No seminar I have attended has resulted in the following chaos, taken I think from a (sociology?) seminar in the US.  I think sitting through this would be much more excruciating, if less soporific than an hour of incomprehensible maths.

Urban Nomad

Posted in culture, internet, Manchester with tags , on August 21, 2008 by Philonous

Cruising the internet as I’m apt to do, I just came across a Mancunian Generation X of a blog about the joys and emptiness of living in the city centre. RenterGirl lives in Dovecot Towers and writes of a fairly lonely, natureless existence pockmarked by the odd Eastern European gang murder and a constant barrage of early morning wake-up shouting courtesy of students returning from some club or other. Is this the legacy of Manchester’s recent building boom? Block after block of ‘prestigious’ (?!) new developments going up unfeasibly fast only to be filled with twenty-something serial tenants, paying off student loans and rattling around their open plan living spaces bedroom mezzanines. It smacks of a souless distopia.

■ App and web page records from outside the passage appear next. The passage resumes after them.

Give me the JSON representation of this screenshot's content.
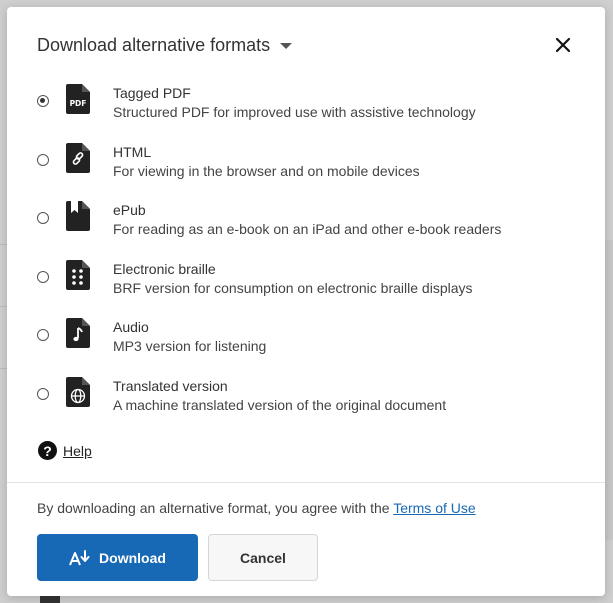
{
  "dialog": {
    "title": "Download alternative formats",
    "close_icon": "close-icon",
    "options": [
      {
        "title": "Tagged PDF",
        "description": "Structured PDF for improved use with assistive technology",
        "icon": "pdf-file-icon",
        "icon_label": "PDF",
        "selected": true
      },
      {
        "title": "HTML",
        "description": "For viewing in the browser and on mobile devices",
        "icon": "link-file-icon",
        "selected": false
      },
      {
        "title": "ePub",
        "description": "For reading as an e-book on an iPad and other e-book readers",
        "icon": "bookmark-file-icon",
        "selected": false
      },
      {
        "title": "Electronic braille",
        "description": "BRF version for consumption on electronic braille displays",
        "icon": "braille-file-icon",
        "selected": false
      },
      {
        "title": "Audio",
        "description": "MP3 version for listening",
        "icon": "music-file-icon",
        "selected": false
      },
      {
        "title": "Translated version",
        "description": "A machine translated version of the original document",
        "icon": "globe-file-icon",
        "selected": false
      }
    ],
    "help": {
      "icon": "question-icon",
      "label": "Help"
    },
    "terms": {
      "text": "By downloading an alternative format, you agree with the ",
      "link": "Terms of Use"
    },
    "buttons": {
      "download": "Download",
      "cancel": "Cancel"
    }
  },
  "colors": {
    "primary": "#1769b5",
    "text": "#333333",
    "icon": "#222222"
  }
}
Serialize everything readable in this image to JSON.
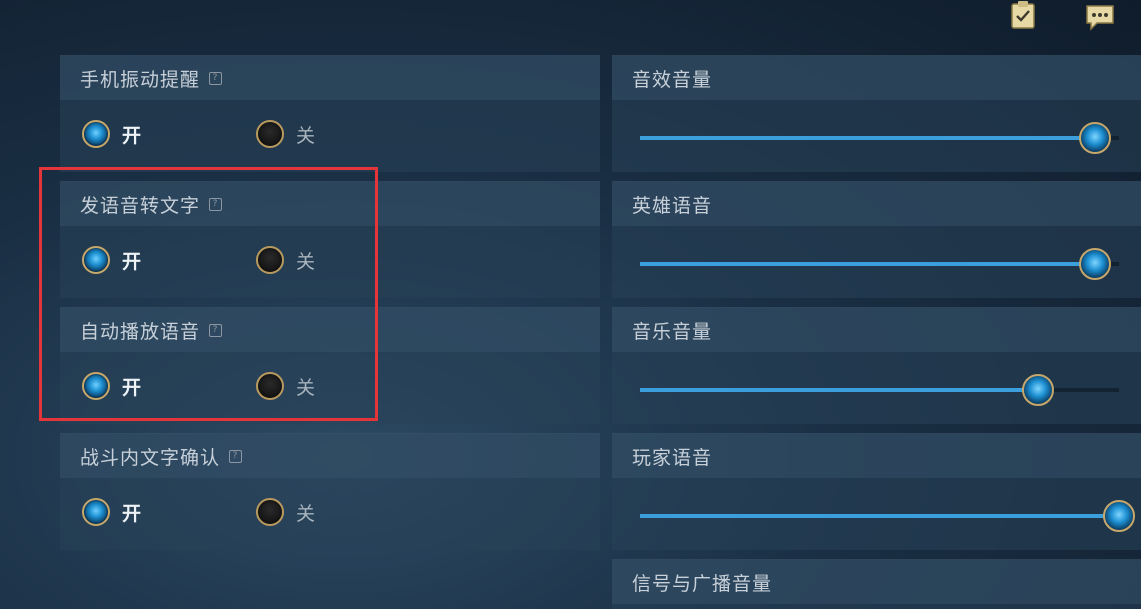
{
  "top_icons": [
    "checklist-icon",
    "chat-icon"
  ],
  "toggles": [
    {
      "label": "手机振动提醒",
      "on": "开",
      "off": "关",
      "selected": "on"
    },
    {
      "label": "发语音转文字",
      "on": "开",
      "off": "关",
      "selected": "on"
    },
    {
      "label": "自动播放语音",
      "on": "开",
      "off": "关",
      "selected": "on"
    },
    {
      "label": "战斗内文字确认",
      "on": "开",
      "off": "关",
      "selected": "on"
    }
  ],
  "volumes": [
    {
      "label": "音效音量",
      "value": 0.95
    },
    {
      "label": "英雄语音",
      "value": 0.95
    },
    {
      "label": "音乐音量",
      "value": 0.83
    },
    {
      "label": "玩家语音",
      "value": 1.0
    },
    {
      "label": "信号与广播音量",
      "value": null
    }
  ],
  "colors": {
    "accent": "#3a9fdc",
    "highlight": "#e4363a",
    "gold": "#c7a76a"
  }
}
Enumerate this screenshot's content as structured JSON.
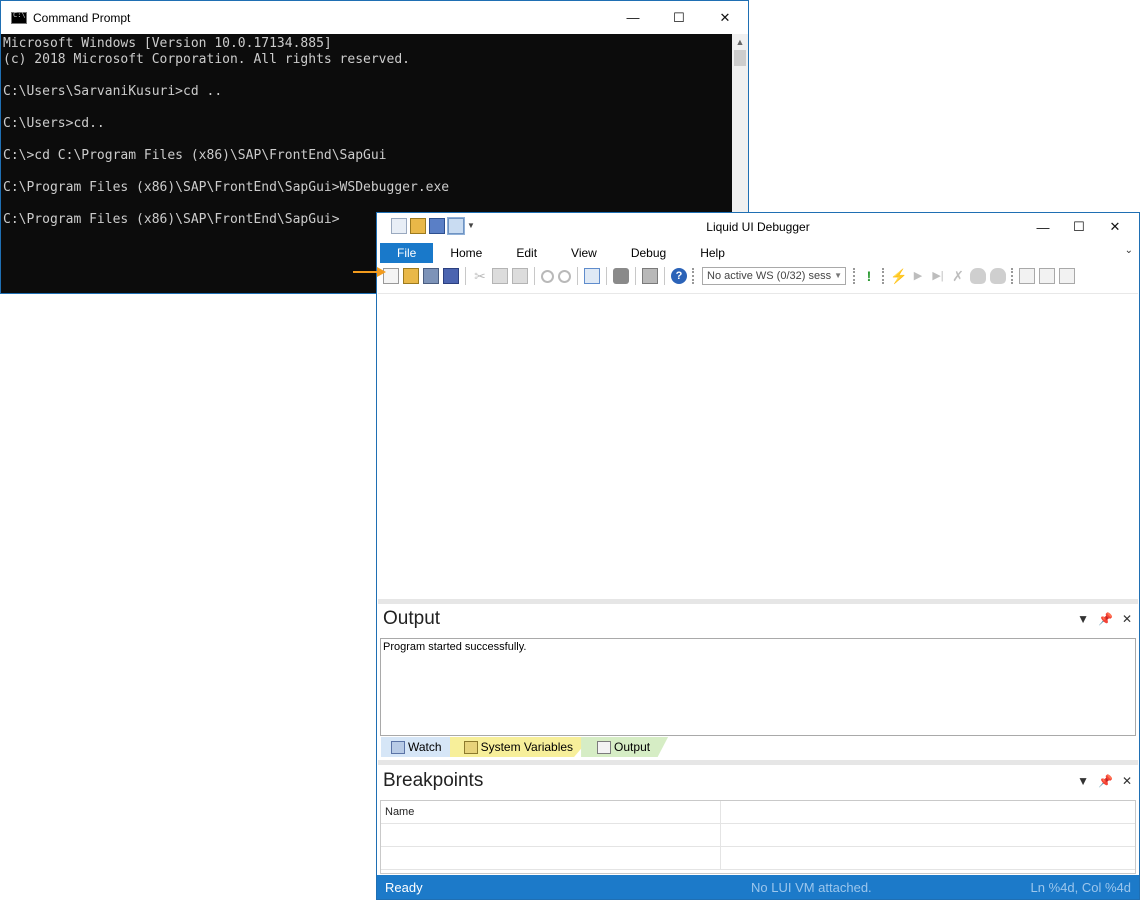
{
  "cmd": {
    "title": "Command Prompt",
    "lines": [
      "Microsoft Windows [Version 10.0.17134.885]",
      "(c) 2018 Microsoft Corporation. All rights reserved.",
      "",
      "C:\\Users\\SarvaniKusuri>cd ..",
      "",
      "C:\\Users>cd..",
      "",
      "C:\\>cd C:\\Program Files (x86)\\SAP\\FrontEnd\\SapGui",
      "",
      "C:\\Program Files (x86)\\SAP\\FrontEnd\\SapGui>WSDebugger.exe",
      "",
      "C:\\Program Files (x86)\\SAP\\FrontEnd\\SapGui>"
    ]
  },
  "debugger": {
    "title": "Liquid UI Debugger",
    "menu": [
      "File",
      "Home",
      "Edit",
      "View",
      "Debug",
      "Help"
    ],
    "ws_combo": "No active WS (0/32) sess",
    "output": {
      "title": "Output",
      "text": "Program started successfully."
    },
    "tabs": [
      "Watch",
      "System Variables",
      "Output"
    ],
    "breakpoints": {
      "title": "Breakpoints",
      "column_name": "Name"
    },
    "status": {
      "left": "Ready",
      "center": "No LUI VM attached.",
      "right": "Ln %4d, Col %4d"
    }
  },
  "colors": {
    "accent": "#1c7ac9",
    "arrow": "#f29b1d"
  }
}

Perhaps I’m being pessimistic in my sudden horror that indeed, all city centres might be like this and those of us somehow drawn to city living are doomed to the RenterGirl experience.

Check out:

Giant dog turd wreaks havoc at Swiss museum

Posted in art, culture with tags , on August 13, 2008 by Philonous

No comment necessary, but here’s a quote (to read, click on the title).

A giant inflatable dog turd created by the American artist Paul McCarthy was blown from its moorings at a Swiss museum, bringing down a power line and breaking a window before landing in the grounds of a children’s home.

Philonous: Here’s a picture of the offending installation: